    • in Alan Twigg, Strong Voices: Conversations With Fifty Canadian Authors ()
  • The utmost the American novelist can hope for, if he hopes at all to see his work included in the literature of his time, is that it may eventually be found to be along in the direction of the growing tip of collective consciousness. Preeminently the novelist's gift is that of access to the collective mind.

    • Mary Austin,
    • "The American Form of the Novel," in New Republic Magazine ()
  • I'm a novelist, and idle speculation is what novelists do. How odd to spend one's life trying to pretend that non-existent people are real: though no odder, I suppose, than what government bureaucrats do, which is trying to pretend that real people are non-existent.

    • Margaret Atwood,
    • "Canadian-American Relations: Surviving the Eighties," Second Words: Selected Critical Prose ()
  • The novel is the affliction for which only the novel is the cure.

  • ... almost all American writers tend to overwrite, to tell too much. I get the disillusioned feeling that novels, today, are sold by the pound, like groceries. It actually takes a great deal more discipline to be able to leave out rather than to throw in everything. This means that you have to say in one sentence precisely what you mean, instead of saying sort of what you kind of mean in hundreds of sentences and hoping the sum total will add up.

  • ... no artist is so close to his raw material as the novelist.

  • I like shape very much. A novel has to have shape, and life doesn't have any.
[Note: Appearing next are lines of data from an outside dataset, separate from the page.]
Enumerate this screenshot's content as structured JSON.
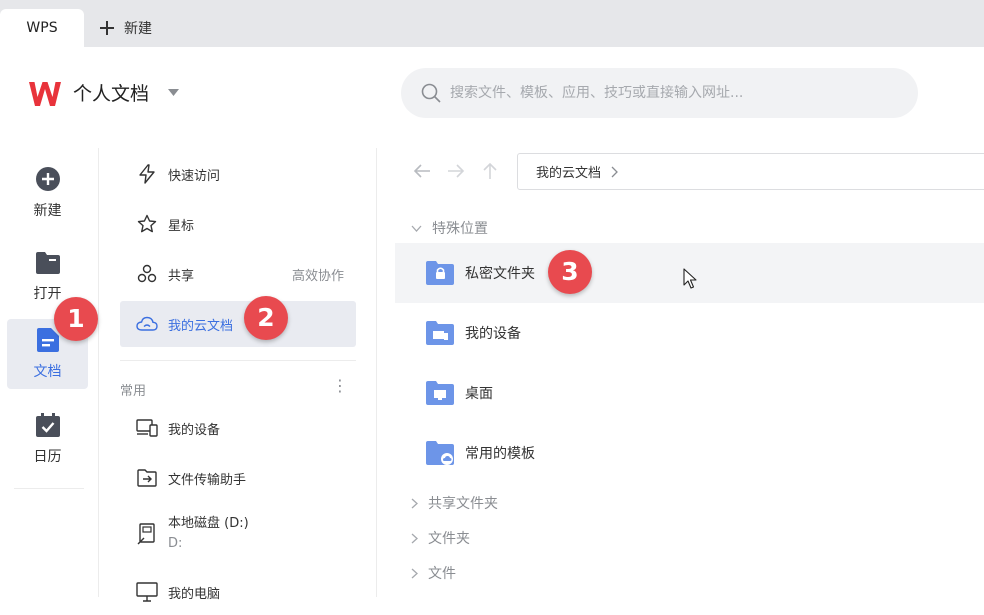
{
  "tabs": {
    "app_tab": "WPS",
    "new_tab": "新建"
  },
  "header": {
    "workspace_title": "个人文档",
    "search_placeholder": "搜索文件、模板、应用、技巧或直接输入网址..."
  },
  "rail": {
    "items": [
      {
        "label": "新建",
        "icon": "plus-circle-icon"
      },
      {
        "label": "打开",
        "icon": "folder-open-icon"
      },
      {
        "label": "文档",
        "icon": "document-icon",
        "active": true
      },
      {
        "label": "日历",
        "icon": "calendar-icon"
      }
    ]
  },
  "nav": {
    "quick_access": "快速访问",
    "starred": "星标",
    "shared": "共享",
    "shared_extra": "高效协作",
    "my_cloud": "我的云文档",
    "section_common": "常用",
    "more": "⋮",
    "my_devices": "我的设备",
    "file_transfer": "文件传输助手",
    "local_disk": "本地磁盘 (D:)",
    "local_disk_sub": "D:",
    "my_computer": "我的电脑"
  },
  "main": {
    "breadcrumb": "我的云文档",
    "group_special": "特殊位置",
    "folders": [
      {
        "name": "私密文件夹",
        "icon": "lock-folder-icon"
      },
      {
        "name": "我的设备",
        "icon": "device-folder-icon"
      },
      {
        "name": "桌面",
        "icon": "desktop-folder-icon"
      },
      {
        "name": "常用的模板",
        "icon": "cloud-folder-icon"
      }
    ],
    "group_shared": "共享文件夹",
    "group_folders": "文件夹",
    "group_files": "文件"
  },
  "badges": {
    "one": "1",
    "two": "2",
    "three": "3"
  },
  "colors": {
    "accent": "#3b6fe0",
    "badge": "#e84a4f",
    "folder": "#6d95e8",
    "logo_red": "#e8333b"
  }
}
  • There are no laws for the novel. There never have been, nor can there be.

  • Mostly it's lies, writing novels. You set out to tell an untrue story and you try to make it believable, even to yourself. Which calls for details; any good lie does.

    • Anne Tyler,
    • in Susan Cahill, ed., New Women & New Fiction ()
  • In the compact between novelist and reader, the novelist promises to lie, and the reader promises to allow it.

  • A story is like building a chapel; a novel is a cathedral ...

  • ... Americans and their desire to be novelists, the American novel should be listed in medical dictionaries alongside Megalomania and Obsessional Neuroses.

  • Novel writing is a kind of private pleasure, even if nothing comes of it in worldly terms.

    • Barbara Pym,
    • 1976, in Hazel Holt, A Lot to Ask: A Life of Barbara Pym ()
  • In a story, the craftsmanship is fully exposed. A novel is like charity; it covers a multitude of faults.

    • Thea Astley,
    • in Valerie Miner, Rumors From the Cauldron ()
  • A novel should be as like life as a painting, but not as like life as a piece of waxwork.

    • Mary Russell Mitford,
    • 1819, in the Reverend A.G. L'Estrange, ed., The Life of Mary Russell Mitford, vol. 2 ()
  • The novelist, afraid his ideas may be foolish, slyly puts them in the mouth of some other fool, and reserves the right to disavow them.

  • Why did people ask 'What is it about?' as if a novel had to be about only one thing.

  • The story is a piece of work. The novel is a way of life.

  • To read a novel is a difficult and complex art.

    • Virginia Woolf,
    • "How Should One Read a Book," The Common Reader, 2nd series ()
  • You build a novel the same way you do a pyramid. One word, one stone at a time, underneath a full moon when the fingers bleed.

    • Kate Braverman,
    • in Mickey Pearlman and Katherine Usher Henderson, A Voice of One's Own: Conversations With America's Writing Women ()
  • A novel, in the end, is a container, a shape which you are trying to pour your story into.

  • It's very difficult to write a novel that's easy to read.

  • She had always been an unashamed reader of novels.